Try it:
Return, from the material below, each line in which "photo" occurs.

* * *

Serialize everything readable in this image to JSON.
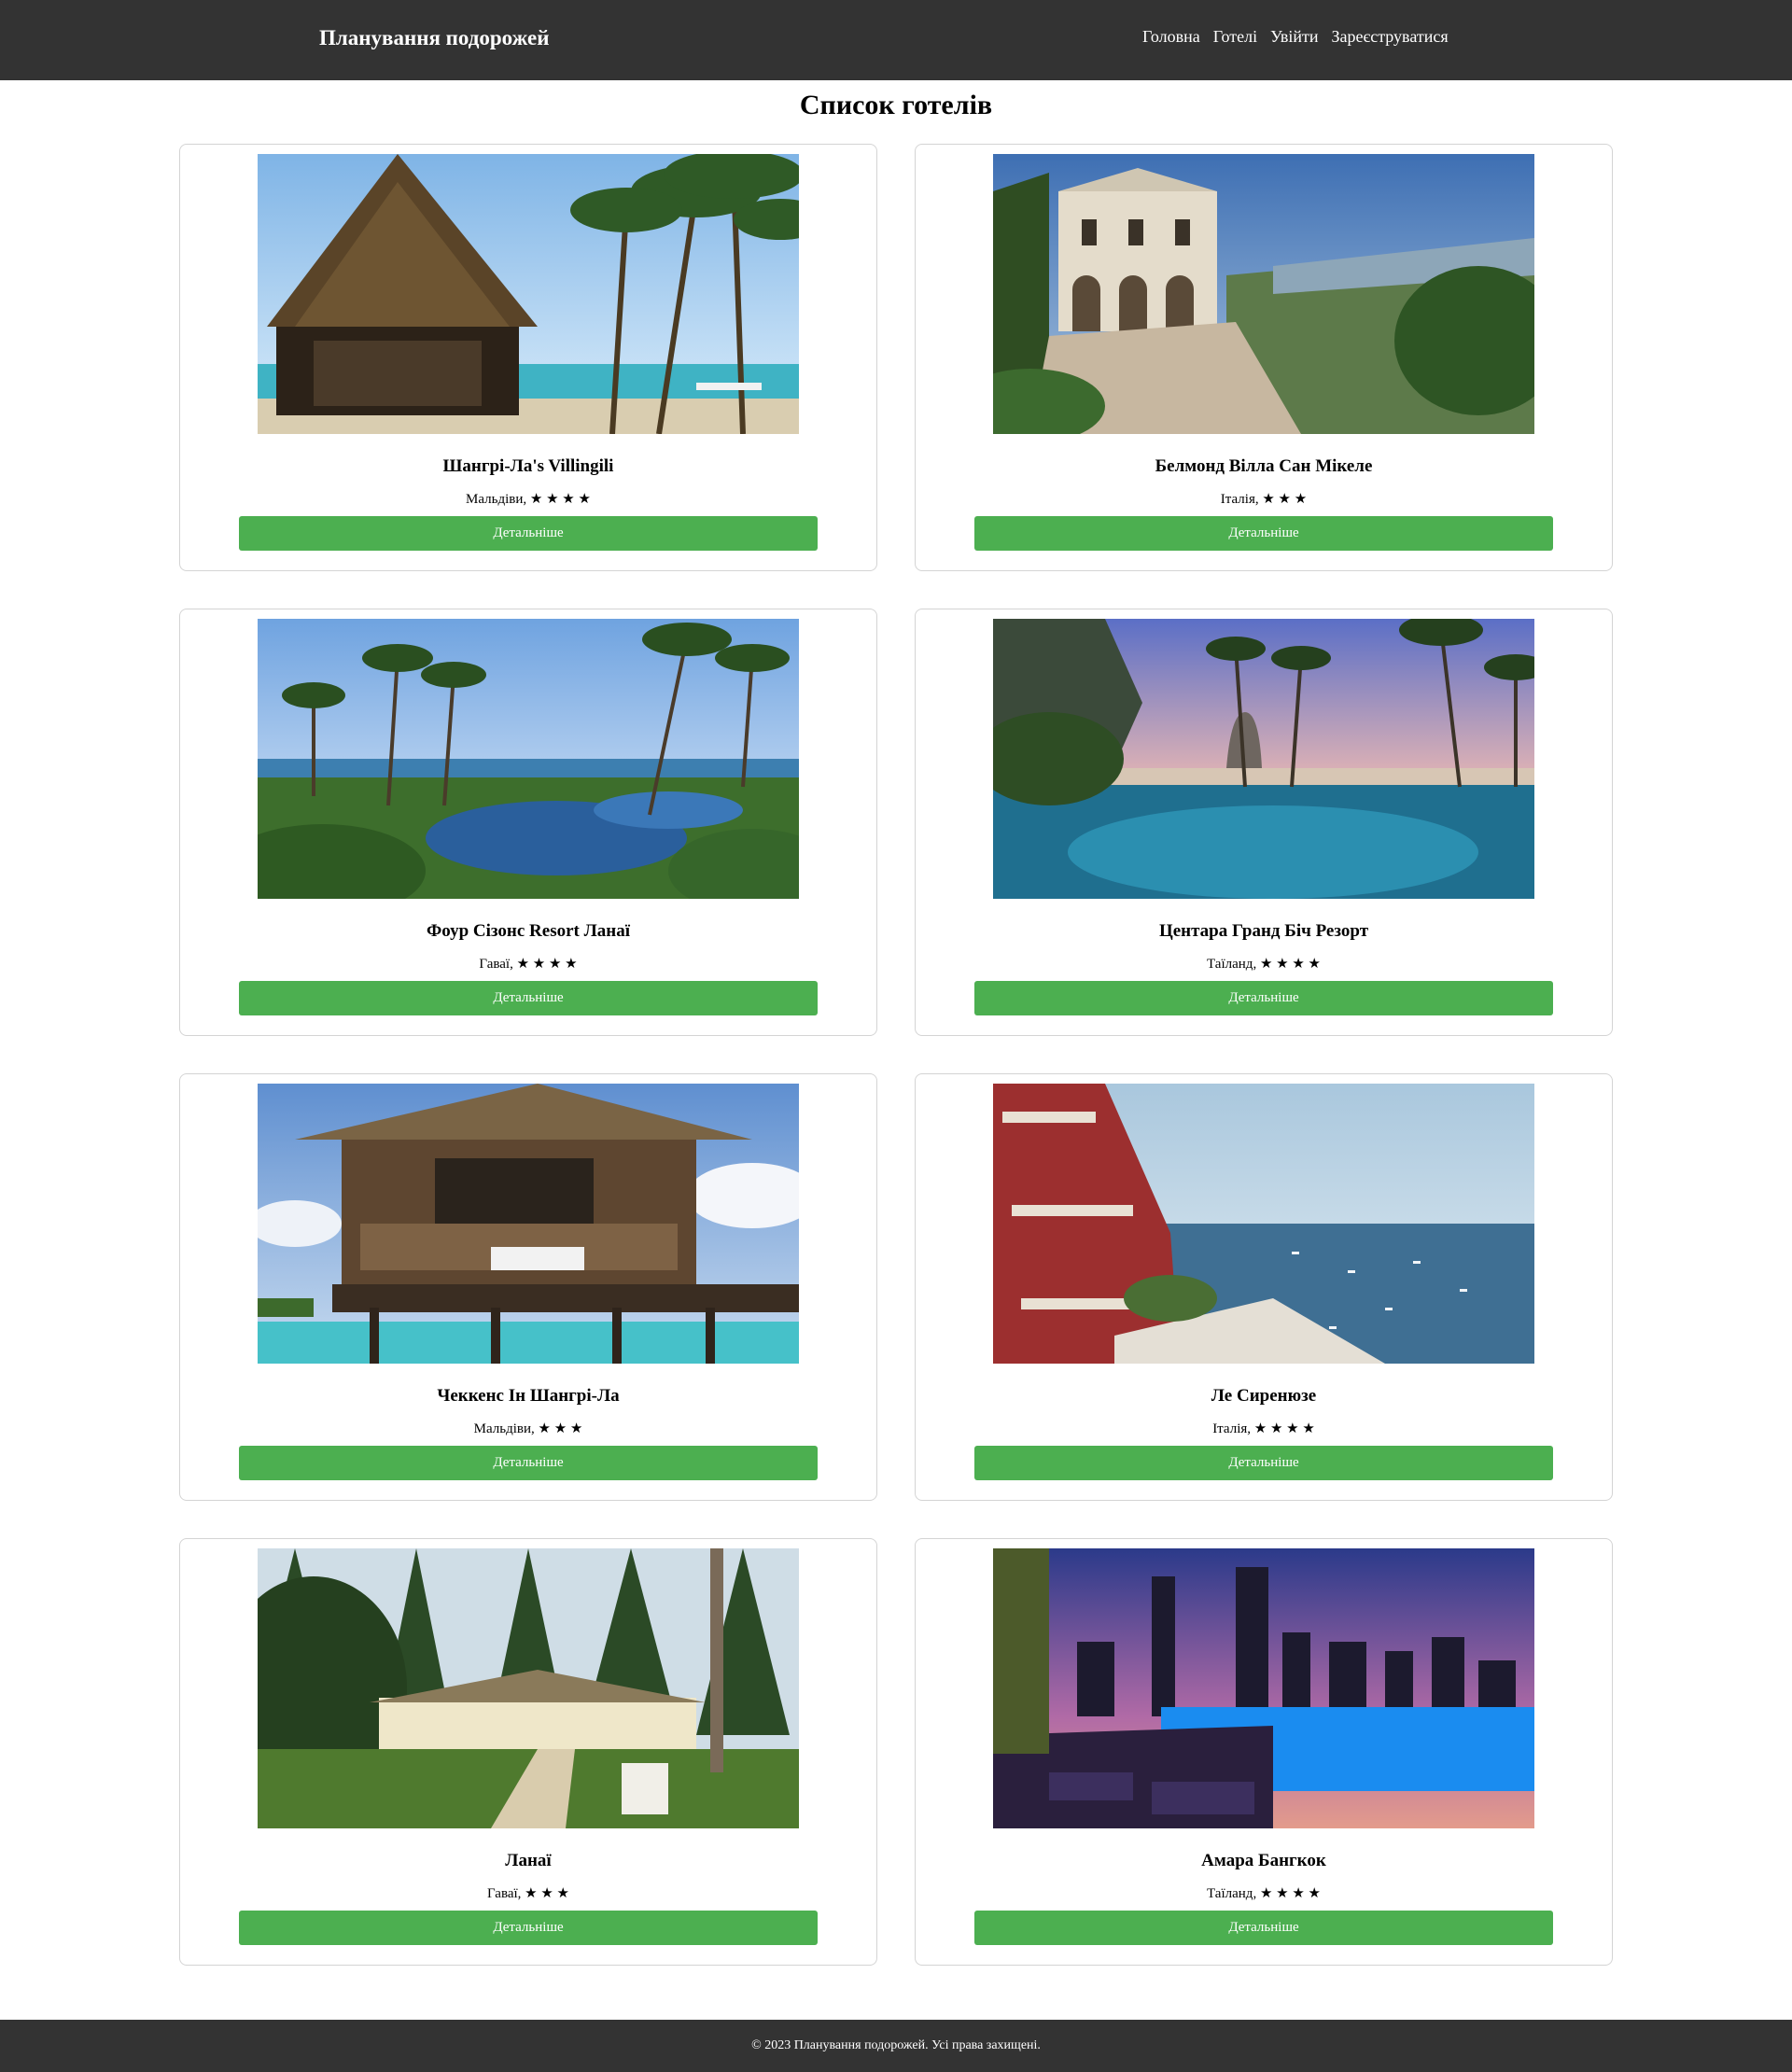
{
  "header": {
    "brand": "Планування подорожей",
    "nav": [
      "Головна",
      "Готелі",
      "Увійти",
      "Зареєструватися"
    ]
  },
  "page_title": "Список готелів",
  "hotels": [
    {
      "name": "Шангрі-Ла's Villingili",
      "country": "Мальдіви",
      "stars": "★ ★ ★ ★",
      "button": "Детальніше",
      "photo": "tropical-beach-palapa-photo"
    },
    {
      "name": "Белмонд Вілла Сан Мікеле",
      "country": "Італія",
      "stars": "★ ★ ★",
      "button": "Детальніше",
      "photo": "italian-villa-photo"
    },
    {
      "name": "Фоур Сізонс Resort Ланаї",
      "country": "Гаваї",
      "stars": "★ ★ ★ ★",
      "button": "Детальніше",
      "photo": "resort-pool-palms-photo"
    },
    {
      "name": "Центара Гранд Біч Резорт",
      "country": "Таїланд",
      "stars": "★ ★ ★ ★",
      "button": "Детальніше",
      "photo": "infinity-pool-sunset-photo"
    },
    {
      "name": "Чеккенс Ін Шангрі-Ла",
      "country": "Мальдіви",
      "stars": "★ ★ ★",
      "button": "Детальніше",
      "photo": "overwater-bungalow-photo"
    },
    {
      "name": "Ле Сиренюзе",
      "country": "Італія",
      "stars": "★ ★ ★ ★",
      "button": "Детальніше",
      "photo": "positano-coast-photo"
    },
    {
      "name": "Ланаї",
      "country": "Гаваї",
      "stars": "★ ★ ★",
      "button": "Детальніше",
      "photo": "pine-forest-lodge-photo"
    },
    {
      "name": "Амара Бангкок",
      "country": "Таїланд",
      "stars": "★ ★ ★ ★",
      "button": "Детальніше",
      "photo": "rooftop-pool-skyline-photo"
    }
  ],
  "footer": "© 2023 Планування подорожей. Усі права захищені."
}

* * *

Answer to this problem:
      "photo": "tropical-beach-palapa-photo"
      "photo": "italian-villa-photo"
      "photo": "resort-pool-palms-photo"
      "photo": "infinity-pool-sunset-photo"
      "photo": "overwater-bungalow-photo"
      "photo": "positano-coast-photo"
      "photo": "pine-forest-lodge-photo"
      "photo": "rooftop-pool-skyline-photo"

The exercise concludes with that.